Coll and Makin have met 13 times before, including in the semi-finals of the 2018 Commonwealth Games, when Coll came from two games down to record a stunning 3-2 win in a brutal 106-minute encounter. That win was one of 11 to Coll’s name, with the Kiwi currently on a five-match winning run against Makin.
Bronze medal matches
In the bronze medal matches, New Zealand’s King and England’s Perry will reenact the 2018 final at 16:00. Four years ago, the Kiwi downed Perry in a thrilling 3-2 win to become the first New Zealander to win the title and will be hoping to add to her 11-4 head-to-head record.
In the men’s bronze medal match Willstrop will look to earn his seventh Commonwealth Games medal when he takes on Ghosal, who is looking for a first singles medal after winning silver in the 2018 mixed doubles. Although the pair have not met in four year, Willstrop enjoys an 11-1 record against the 35-year-old, including a 3-0 win in the semi-finals of the 2014 Games.
Today also sees the plate tournament, played between players knocked out earlier in the tournament, finals begin take place.
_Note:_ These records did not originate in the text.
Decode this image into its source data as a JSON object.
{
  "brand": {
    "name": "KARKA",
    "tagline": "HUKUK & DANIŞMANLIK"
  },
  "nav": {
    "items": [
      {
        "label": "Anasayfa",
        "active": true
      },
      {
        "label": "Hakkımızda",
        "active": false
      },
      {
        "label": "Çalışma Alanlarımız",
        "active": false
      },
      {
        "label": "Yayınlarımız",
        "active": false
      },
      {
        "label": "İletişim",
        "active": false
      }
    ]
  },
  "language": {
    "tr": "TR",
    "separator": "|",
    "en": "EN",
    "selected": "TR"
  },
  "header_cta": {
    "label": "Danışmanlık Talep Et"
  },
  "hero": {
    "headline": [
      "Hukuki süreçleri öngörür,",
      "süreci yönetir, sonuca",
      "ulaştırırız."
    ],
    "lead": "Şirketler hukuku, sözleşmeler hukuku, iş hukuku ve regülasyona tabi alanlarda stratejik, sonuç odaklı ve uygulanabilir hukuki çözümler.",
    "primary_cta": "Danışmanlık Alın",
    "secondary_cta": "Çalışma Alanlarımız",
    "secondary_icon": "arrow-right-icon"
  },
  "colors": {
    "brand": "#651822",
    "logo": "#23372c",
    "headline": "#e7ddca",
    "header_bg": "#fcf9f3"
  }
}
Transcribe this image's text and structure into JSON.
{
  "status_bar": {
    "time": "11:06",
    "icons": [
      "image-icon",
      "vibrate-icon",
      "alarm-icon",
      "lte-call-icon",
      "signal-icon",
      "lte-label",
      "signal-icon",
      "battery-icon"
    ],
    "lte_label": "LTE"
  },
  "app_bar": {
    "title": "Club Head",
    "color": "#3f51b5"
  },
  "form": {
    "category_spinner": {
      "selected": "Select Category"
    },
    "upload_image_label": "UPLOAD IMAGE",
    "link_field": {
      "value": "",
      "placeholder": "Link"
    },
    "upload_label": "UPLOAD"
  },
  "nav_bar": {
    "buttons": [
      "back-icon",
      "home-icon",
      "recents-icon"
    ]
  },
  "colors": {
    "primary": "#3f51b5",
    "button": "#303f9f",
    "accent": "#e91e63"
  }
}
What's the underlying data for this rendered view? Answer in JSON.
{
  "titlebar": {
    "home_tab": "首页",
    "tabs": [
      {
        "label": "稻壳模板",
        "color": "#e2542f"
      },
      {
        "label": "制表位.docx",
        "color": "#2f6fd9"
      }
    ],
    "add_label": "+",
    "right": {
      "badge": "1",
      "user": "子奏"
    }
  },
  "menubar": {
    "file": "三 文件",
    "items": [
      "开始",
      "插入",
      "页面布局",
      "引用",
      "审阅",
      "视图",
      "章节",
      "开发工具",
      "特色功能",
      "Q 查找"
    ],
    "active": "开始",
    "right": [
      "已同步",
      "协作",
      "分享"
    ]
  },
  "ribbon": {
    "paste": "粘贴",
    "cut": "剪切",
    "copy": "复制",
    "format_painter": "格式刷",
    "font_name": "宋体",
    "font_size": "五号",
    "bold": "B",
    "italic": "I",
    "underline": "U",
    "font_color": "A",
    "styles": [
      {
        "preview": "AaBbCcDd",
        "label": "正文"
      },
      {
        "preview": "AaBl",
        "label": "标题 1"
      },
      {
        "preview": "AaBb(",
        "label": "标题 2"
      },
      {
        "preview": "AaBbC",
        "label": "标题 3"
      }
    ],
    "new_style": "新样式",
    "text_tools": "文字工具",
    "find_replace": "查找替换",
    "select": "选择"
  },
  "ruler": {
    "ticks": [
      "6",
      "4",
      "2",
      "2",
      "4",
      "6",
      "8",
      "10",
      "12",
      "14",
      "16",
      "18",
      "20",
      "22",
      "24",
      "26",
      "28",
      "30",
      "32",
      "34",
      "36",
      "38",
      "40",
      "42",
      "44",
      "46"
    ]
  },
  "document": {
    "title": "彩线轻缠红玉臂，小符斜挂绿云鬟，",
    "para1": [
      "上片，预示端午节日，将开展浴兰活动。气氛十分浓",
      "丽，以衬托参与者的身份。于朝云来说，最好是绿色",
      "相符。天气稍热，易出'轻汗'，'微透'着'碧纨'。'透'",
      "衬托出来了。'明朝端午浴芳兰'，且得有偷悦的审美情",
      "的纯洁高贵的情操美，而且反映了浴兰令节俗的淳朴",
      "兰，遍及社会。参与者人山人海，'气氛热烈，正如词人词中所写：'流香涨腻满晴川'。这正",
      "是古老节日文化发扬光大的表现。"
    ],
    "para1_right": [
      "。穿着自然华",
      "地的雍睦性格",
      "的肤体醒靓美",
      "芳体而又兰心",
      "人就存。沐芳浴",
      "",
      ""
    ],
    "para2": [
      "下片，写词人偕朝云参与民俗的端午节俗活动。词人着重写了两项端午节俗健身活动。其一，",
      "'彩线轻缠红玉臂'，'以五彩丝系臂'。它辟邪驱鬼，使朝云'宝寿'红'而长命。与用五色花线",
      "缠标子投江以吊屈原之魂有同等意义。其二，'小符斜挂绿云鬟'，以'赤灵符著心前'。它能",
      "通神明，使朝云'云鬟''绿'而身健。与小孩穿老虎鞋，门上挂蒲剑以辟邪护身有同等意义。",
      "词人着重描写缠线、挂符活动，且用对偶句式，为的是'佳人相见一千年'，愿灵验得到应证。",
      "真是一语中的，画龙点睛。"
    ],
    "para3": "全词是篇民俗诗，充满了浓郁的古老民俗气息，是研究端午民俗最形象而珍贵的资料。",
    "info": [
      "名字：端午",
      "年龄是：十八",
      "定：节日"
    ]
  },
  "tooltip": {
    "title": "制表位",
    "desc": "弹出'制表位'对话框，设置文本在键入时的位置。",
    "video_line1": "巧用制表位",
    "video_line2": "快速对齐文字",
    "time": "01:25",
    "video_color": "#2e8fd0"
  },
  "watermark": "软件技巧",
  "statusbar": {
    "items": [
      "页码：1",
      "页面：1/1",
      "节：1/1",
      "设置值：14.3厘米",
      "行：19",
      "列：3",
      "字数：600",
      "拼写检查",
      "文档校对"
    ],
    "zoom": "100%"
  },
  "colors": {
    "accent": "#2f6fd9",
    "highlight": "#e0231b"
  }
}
India’s Sunayna Sara Kuuvilla takes on Guyana’s Mary Fung-A-Fat in the women’s final, while Zambia’s Kundanji Kalengo plays Kenyan University of Birmingham student Muqtadir Sadruddin Nimji in the men’s.
Birmingham 2022 Commonwealth Games: Men’s Final
 Paul Coll (NZL) v  Joel Makin (WAL)
Birmingham 2022 Commonwealth Games: Women’s Final
[3/4] Georgina Kennedy (ENG) v [5/8] Hollie Naughton (CAN)
Birmingham 2022 Commonwealth Games: Men’s Bronze Medal Match
[3/4] Saurav Ghosal (IND) v [5/8] James Willstrop (ENG)
Birmingham 2022 Commonwealth Games: Women’s Bronze Medal Match
 Joelle King (NZL) v  Sarah-Jane Perry (ENG)